With the eyes of the tennis world on Australia, two of the sport’s biggest stars, Roger Federer and Rafael Nadal, helped showcase the new format to a wider audience.
A week before the start of the Australian Open, Federer played an exhibition match against Lleyton Hewitt, and two days later Rafael Nadal had the chance to try out the format in Melbourne, where he played Fast4 matches against Fernando Verdasco and Mark Philippoussis.
The aim of Fast4 is to remain true to the traditional game of tennis but to make matches shorter. It is built on four key changes to the game – each set is won by the first player to win four games (with a best-of-nine-point tiebreak at 3-3), there is no let, and no advantage.
The Australian Open legends’ event was played in the new format, and 140,000 Australian youngsters already play Fast4 as part of the ANZ Hot Shots programme.
Tennis Australia is working with schools to include tennis as part of the curriculum. Clubs are being encouraged to offer Fast4, which is also used across the country in the semi-professional Asia Pacific Tennis League.
The format particularly appeals to people who have big demands on their time. Craig Morris, Tennis Australia’s Director of Participation, says that consumer research shows that junior competition needs to be time-friendly, that families like to spend weekends together, and that even for midweek competitions time is a consideration for both adults and children.
“None of the four rules are world-shattering,” Morris said. “I think when we first rolled it out people were expecting it to be really different and it wasn’t. But it’s deliberate – we didn’t want it to be different.

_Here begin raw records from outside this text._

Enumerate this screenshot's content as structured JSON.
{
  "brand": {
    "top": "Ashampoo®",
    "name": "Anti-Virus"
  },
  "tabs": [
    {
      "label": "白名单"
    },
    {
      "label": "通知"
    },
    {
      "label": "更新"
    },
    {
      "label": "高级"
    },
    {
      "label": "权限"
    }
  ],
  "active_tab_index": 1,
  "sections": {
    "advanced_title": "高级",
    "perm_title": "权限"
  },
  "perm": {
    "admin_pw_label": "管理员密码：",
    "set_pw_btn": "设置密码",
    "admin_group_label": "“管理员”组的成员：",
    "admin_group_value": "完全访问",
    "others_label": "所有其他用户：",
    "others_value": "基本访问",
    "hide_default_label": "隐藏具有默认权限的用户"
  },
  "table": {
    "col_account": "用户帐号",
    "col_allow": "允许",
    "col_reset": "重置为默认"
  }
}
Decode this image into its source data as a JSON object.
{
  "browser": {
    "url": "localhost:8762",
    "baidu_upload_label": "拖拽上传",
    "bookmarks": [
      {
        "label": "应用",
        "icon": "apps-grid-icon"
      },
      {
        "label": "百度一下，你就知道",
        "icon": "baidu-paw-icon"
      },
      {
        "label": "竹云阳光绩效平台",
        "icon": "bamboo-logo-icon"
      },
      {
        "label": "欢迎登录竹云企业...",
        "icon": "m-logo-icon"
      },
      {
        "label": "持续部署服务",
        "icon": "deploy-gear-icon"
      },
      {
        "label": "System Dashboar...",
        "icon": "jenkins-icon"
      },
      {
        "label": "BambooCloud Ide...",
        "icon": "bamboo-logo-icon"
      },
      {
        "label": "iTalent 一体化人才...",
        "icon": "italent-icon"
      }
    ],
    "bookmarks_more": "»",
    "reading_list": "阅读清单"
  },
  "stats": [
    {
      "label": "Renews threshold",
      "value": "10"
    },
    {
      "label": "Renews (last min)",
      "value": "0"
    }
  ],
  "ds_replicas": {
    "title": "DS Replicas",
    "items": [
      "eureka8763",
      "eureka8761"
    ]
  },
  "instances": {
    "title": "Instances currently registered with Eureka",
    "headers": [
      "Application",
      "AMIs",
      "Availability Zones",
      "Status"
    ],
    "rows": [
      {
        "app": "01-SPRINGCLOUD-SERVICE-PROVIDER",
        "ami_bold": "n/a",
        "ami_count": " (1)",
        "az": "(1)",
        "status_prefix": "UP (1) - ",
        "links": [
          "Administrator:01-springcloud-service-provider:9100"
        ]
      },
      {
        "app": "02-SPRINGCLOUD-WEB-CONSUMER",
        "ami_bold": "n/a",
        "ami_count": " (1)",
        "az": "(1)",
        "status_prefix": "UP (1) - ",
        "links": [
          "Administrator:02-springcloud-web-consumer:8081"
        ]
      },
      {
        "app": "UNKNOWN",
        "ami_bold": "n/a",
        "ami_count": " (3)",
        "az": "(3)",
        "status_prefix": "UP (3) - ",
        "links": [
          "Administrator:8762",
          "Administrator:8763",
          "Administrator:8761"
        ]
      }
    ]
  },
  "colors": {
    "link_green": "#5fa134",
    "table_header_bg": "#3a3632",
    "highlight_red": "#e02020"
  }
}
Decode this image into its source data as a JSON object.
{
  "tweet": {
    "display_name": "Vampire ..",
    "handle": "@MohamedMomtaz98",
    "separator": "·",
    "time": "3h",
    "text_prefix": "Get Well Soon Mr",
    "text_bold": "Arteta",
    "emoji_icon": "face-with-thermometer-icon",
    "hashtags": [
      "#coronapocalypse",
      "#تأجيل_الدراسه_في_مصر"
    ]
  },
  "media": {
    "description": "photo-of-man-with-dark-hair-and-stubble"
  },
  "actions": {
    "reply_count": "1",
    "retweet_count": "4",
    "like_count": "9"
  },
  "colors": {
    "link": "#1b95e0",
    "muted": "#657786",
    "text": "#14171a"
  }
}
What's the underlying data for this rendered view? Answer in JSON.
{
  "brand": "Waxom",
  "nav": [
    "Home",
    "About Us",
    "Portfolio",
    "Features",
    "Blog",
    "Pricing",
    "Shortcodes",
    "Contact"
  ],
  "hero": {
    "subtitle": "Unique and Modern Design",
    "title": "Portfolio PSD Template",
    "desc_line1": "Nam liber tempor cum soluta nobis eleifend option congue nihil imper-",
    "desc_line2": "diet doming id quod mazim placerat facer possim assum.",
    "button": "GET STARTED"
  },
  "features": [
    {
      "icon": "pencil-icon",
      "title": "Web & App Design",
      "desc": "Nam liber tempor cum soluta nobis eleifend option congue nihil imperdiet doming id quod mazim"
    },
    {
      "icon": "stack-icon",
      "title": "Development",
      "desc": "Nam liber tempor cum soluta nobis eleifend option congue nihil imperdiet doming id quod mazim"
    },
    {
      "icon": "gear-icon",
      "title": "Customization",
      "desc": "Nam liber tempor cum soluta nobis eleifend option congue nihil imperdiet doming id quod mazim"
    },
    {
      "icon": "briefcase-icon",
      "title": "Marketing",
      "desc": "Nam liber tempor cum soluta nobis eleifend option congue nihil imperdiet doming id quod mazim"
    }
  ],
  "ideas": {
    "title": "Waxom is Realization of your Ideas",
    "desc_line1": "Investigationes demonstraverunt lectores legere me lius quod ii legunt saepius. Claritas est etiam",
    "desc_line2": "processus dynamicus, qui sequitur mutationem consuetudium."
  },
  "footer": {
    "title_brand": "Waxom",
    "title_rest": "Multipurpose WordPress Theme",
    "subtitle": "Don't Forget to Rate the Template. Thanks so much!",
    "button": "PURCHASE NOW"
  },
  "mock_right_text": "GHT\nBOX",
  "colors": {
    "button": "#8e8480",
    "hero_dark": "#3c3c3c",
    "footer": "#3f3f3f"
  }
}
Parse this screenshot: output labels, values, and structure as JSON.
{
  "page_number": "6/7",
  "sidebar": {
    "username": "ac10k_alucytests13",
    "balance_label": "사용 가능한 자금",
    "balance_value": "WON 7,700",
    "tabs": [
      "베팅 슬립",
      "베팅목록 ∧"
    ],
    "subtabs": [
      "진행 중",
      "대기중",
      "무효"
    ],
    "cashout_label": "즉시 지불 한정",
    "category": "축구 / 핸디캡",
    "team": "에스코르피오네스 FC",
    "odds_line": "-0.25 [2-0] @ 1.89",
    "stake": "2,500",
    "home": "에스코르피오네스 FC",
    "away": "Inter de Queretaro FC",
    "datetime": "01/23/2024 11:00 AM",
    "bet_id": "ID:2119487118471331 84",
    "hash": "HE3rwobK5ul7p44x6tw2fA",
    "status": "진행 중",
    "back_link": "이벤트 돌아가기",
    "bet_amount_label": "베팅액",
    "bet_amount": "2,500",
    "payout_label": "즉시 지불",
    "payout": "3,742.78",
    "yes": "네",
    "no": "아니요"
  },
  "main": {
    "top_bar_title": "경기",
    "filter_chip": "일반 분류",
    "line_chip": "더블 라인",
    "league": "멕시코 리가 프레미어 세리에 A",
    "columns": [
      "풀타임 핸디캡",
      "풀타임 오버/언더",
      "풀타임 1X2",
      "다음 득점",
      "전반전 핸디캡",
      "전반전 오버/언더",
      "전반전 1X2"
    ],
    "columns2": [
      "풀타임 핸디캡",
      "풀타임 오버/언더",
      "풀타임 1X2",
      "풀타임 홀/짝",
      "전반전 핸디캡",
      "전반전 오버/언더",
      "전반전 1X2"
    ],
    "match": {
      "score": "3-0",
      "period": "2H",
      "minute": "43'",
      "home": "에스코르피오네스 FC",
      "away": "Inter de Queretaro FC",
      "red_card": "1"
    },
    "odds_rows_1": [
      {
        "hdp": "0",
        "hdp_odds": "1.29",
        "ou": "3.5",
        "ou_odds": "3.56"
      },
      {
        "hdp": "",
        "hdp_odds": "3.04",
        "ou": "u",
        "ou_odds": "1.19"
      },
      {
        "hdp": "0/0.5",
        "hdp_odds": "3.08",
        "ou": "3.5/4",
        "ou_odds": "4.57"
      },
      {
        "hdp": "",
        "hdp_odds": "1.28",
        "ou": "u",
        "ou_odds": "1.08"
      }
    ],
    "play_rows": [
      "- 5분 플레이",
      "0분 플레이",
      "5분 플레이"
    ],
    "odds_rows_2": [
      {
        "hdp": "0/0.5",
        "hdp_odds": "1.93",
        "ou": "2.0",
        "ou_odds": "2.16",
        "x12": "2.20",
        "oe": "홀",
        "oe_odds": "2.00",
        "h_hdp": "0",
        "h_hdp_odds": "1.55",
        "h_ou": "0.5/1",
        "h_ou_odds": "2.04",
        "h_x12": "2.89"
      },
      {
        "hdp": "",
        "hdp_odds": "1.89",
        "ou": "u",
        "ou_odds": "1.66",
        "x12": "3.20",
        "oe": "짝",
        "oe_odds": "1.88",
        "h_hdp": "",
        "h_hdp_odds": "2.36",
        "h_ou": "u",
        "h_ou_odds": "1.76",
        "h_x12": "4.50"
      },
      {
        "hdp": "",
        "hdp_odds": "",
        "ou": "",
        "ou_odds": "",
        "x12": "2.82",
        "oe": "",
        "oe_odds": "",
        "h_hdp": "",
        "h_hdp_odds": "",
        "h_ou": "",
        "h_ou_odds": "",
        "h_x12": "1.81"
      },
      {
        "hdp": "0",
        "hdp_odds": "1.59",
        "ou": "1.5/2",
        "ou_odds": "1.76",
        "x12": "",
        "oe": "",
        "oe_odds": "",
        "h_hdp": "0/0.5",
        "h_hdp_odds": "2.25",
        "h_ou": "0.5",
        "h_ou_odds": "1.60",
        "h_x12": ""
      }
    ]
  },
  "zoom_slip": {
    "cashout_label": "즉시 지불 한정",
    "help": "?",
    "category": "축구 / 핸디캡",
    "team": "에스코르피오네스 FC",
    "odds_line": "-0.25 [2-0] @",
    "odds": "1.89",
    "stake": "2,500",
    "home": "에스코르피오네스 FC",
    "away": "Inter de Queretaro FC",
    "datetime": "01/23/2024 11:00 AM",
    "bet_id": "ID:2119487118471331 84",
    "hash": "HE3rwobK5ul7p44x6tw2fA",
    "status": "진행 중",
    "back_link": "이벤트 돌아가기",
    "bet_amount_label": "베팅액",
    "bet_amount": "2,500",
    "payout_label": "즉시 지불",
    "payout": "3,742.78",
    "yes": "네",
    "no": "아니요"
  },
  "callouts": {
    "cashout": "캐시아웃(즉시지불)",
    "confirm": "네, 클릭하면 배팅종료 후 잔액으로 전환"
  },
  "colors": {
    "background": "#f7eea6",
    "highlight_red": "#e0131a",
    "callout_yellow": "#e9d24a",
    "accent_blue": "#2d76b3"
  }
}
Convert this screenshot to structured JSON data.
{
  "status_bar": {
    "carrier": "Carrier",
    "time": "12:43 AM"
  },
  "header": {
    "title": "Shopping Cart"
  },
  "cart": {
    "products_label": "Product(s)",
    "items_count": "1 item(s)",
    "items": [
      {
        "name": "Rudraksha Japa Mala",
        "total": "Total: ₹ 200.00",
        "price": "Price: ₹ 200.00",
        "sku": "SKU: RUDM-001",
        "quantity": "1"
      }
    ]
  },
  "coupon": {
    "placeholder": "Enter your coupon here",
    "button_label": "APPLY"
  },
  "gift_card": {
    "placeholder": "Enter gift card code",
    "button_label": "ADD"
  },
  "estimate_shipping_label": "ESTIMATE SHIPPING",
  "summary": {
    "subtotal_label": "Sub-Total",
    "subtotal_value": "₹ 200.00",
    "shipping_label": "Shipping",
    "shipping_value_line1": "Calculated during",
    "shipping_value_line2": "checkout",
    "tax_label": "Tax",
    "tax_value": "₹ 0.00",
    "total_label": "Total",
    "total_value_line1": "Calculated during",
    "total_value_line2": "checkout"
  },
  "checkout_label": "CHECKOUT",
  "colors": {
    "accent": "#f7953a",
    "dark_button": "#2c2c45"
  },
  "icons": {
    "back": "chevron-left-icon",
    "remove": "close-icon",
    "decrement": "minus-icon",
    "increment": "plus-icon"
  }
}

It’s just a shortened format.
“We were always conscious of not creating a gimmick that wasn’t sustainable. The ATP already play a sudden-death deuce in doubles, the UCLA in America already play lets and the idea of a four-game set has been around for a long time.
“The feedback has been really positive. We don’t want to replace traditional tennis. We want it to complement traditional tennis.”
Comparisons have been made with the Twenty20 format in cricket, but, Morris points out a key difference.
“Unlike cricket, which has taken criticism around T20 as it changes the way kids learn, Fast4 doesn’t do that,” he said. “You don’t have to change the way you strike a ball. The fundamentals are the same”.
Tennis Australia has trademarked the name Fast4Tennis but Morris hopes the concept will catch on globally.
“What’s important for the sport globally is that it would be nice to have some consistency of name and rules,” he said. “We would love globally people to say: ‘This Fast4 tennis is great.’ But let’s get some consistency and some global momentum through this format. Who cares where it has come from? It’s good for tennis.”